* DATA RECORDS *
--*--

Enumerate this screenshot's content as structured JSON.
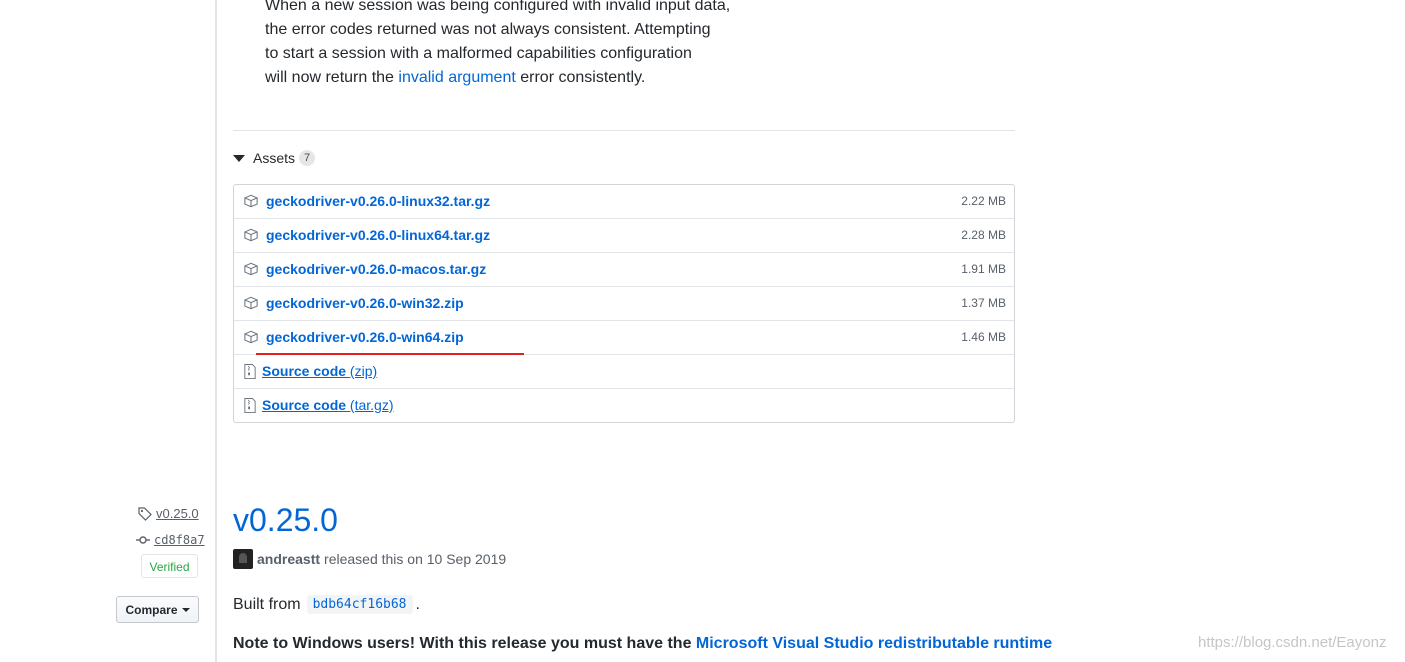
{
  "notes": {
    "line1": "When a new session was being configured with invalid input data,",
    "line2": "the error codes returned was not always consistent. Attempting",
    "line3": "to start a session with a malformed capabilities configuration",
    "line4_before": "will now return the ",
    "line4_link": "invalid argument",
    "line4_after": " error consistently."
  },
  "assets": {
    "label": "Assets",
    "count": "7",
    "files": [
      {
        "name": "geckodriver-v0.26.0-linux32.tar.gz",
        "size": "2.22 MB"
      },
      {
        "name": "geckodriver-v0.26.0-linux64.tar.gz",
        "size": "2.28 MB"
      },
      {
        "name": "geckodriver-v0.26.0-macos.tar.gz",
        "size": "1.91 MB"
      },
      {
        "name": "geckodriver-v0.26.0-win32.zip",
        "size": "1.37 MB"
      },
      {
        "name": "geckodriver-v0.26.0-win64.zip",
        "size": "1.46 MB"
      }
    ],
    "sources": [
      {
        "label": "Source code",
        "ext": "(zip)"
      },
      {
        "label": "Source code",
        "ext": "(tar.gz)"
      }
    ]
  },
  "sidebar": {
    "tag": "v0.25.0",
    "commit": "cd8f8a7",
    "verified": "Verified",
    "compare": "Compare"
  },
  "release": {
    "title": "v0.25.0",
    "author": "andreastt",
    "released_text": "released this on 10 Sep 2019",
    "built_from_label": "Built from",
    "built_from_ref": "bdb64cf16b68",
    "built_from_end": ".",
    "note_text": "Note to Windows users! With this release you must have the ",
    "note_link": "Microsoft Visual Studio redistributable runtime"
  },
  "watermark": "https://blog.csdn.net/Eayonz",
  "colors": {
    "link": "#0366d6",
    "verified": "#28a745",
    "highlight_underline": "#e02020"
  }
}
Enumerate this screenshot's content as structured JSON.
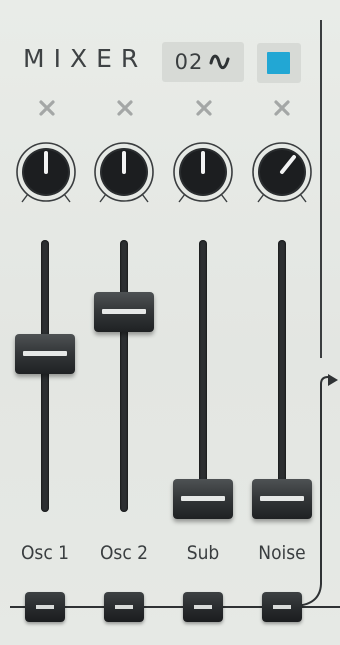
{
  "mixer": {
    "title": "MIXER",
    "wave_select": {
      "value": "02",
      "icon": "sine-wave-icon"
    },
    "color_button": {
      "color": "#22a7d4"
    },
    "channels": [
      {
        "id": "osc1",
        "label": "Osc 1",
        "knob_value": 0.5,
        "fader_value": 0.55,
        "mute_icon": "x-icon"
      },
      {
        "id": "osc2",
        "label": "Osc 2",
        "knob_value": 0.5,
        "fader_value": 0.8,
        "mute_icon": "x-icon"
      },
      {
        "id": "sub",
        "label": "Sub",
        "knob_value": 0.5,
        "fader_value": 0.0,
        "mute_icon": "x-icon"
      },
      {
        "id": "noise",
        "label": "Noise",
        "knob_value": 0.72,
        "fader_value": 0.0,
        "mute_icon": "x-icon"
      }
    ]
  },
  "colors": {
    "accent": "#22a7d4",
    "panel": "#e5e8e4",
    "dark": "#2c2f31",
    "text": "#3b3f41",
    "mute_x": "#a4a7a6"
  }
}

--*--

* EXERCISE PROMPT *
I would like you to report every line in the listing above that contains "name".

* SOLUTION *
        "name": "geckodriver-v0.26.0-linux32.tar.gz",
        "name": "geckodriver-v0.26.0-linux64.tar.gz",
        "name": "geckodriver-v0.26.0-macos.tar.gz",
        "name": "geckodriver-v0.26.0-win32.zip",
        "name": "geckodriver-v0.26.0-win64.zip",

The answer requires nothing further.